Hanley, 54, will return to San Jose as the goalkeeper coach. The 16-year coaching veteran and Bay Area native spent three seasons with the Clash from 1997-99 and then five seasons with the Earthquakes from 2001-05. He helped the club to MLS Cup titles in 2001 and 2003 and was part of San Jose’s first Supporters’ Shield run in 2005. He then spent eight years with the Houston Dynamo, including their first two seasons in 2006-07 and then six more from 2009-14.
“Tim for me is one of the best goalkeeping coaches in America,” Kinnear said. “I think he has a great manner with the goalkeepers and I think a lot of goalkeepers – Joe Cannon, Jon Conway, Pat Onstad, Tyler Deric, and the list goes on – have become solid starters in this league for many years thanks to his help."
Hanley coached three Goalkeeper of the Year winners in a four-year span from 2002-05 (Joe Cannon 2002; Pat Onstad 2003, 2005). He also coached in the A-League, the Premier Development League, and at Stanford University (2002-05).
As a player, Hanley played six seasons in the United States and the United Kingdom. He began his career training with Blackpool and Coventry City in England, then returned to the United States to play in the North American Soccer League. He played with the Tampa Bay Rowdies, San Jose Earthquakes, and Golden Bay Earthquakes, sandwiched around a stint at Scottish club Hibernian.
Head Athletic Trainer
Assistant Athletic Trainer
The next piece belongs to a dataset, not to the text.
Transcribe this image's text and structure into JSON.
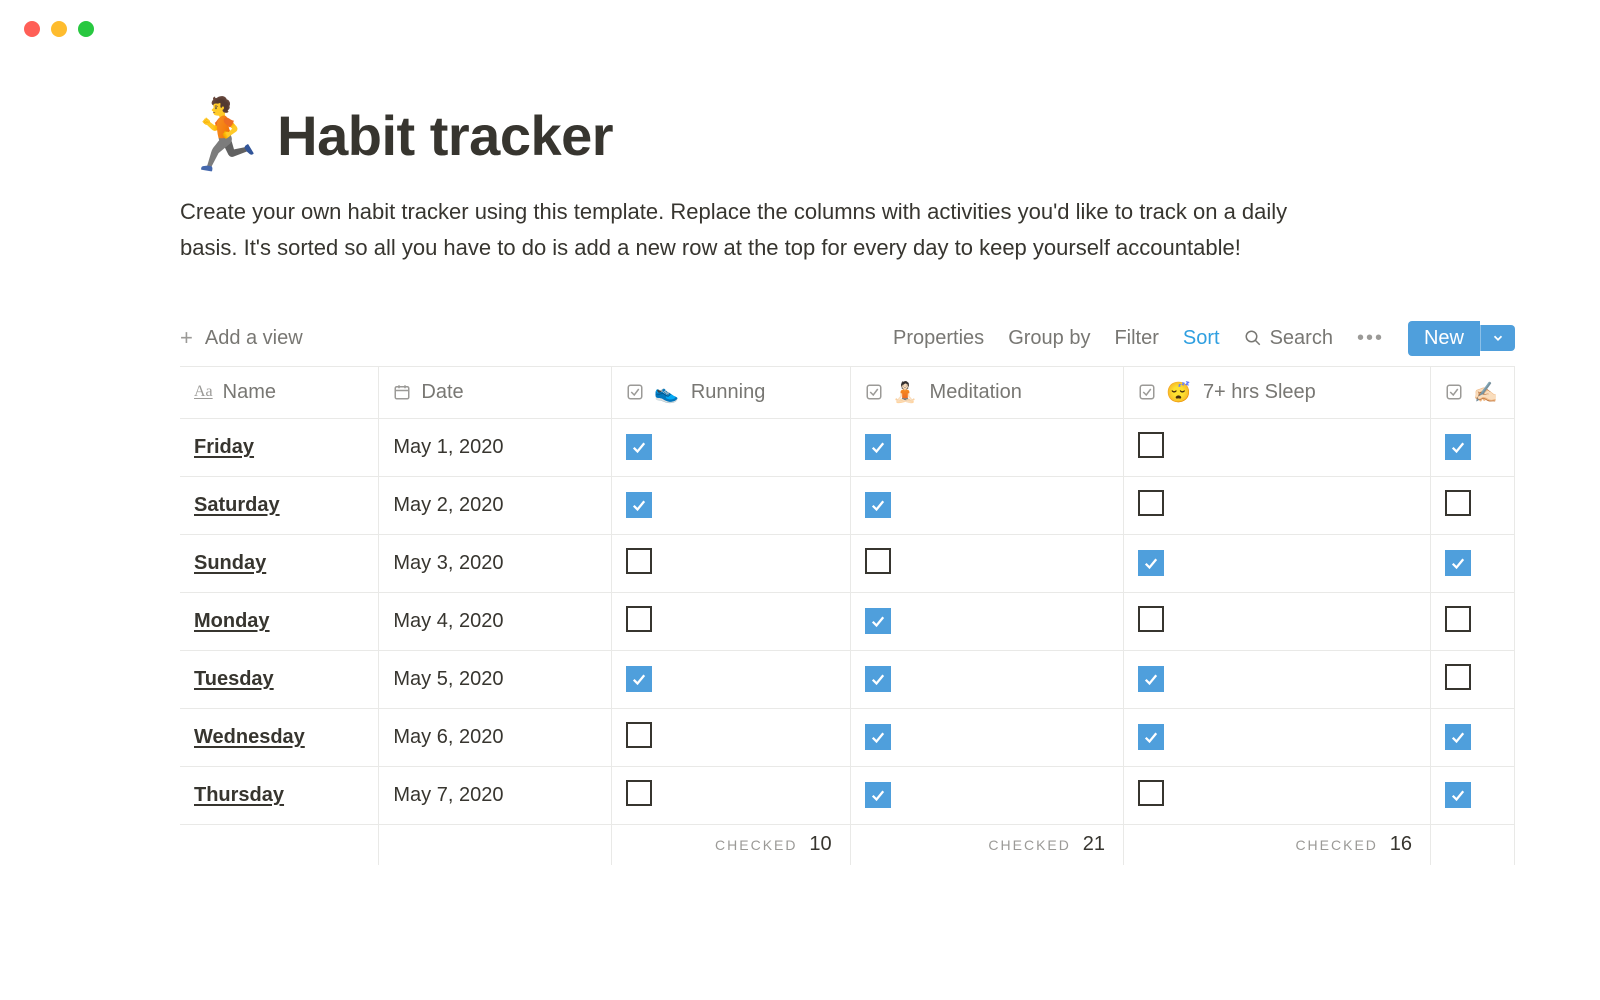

Derek Lawrance enters his third season with the Earthquakes as the assistant athletic trainer after joining the club in January. He brings five years of professional experience to San Jose, including a recent stint with Chivas USA.
Lawrance began his career with an internship at D.C. United before accepting a position as assistant athletic trainer at Elon University in North Carolina. He worked with the school’s men’s soccer and softball from 2008-11, eventually moving back to Major League Soccer with a position as the assistant athletic trainer for Chivas USA in 2012.
Prior to his professional experience, Lawrance graduated with a degree in athletic training from James Madison University in 2006. He went on to complete his master’s in exercise science at Georgia Southern University in 2008. Lawrance was also a collegiate soccer player at Emory and Henry College from 2001-03.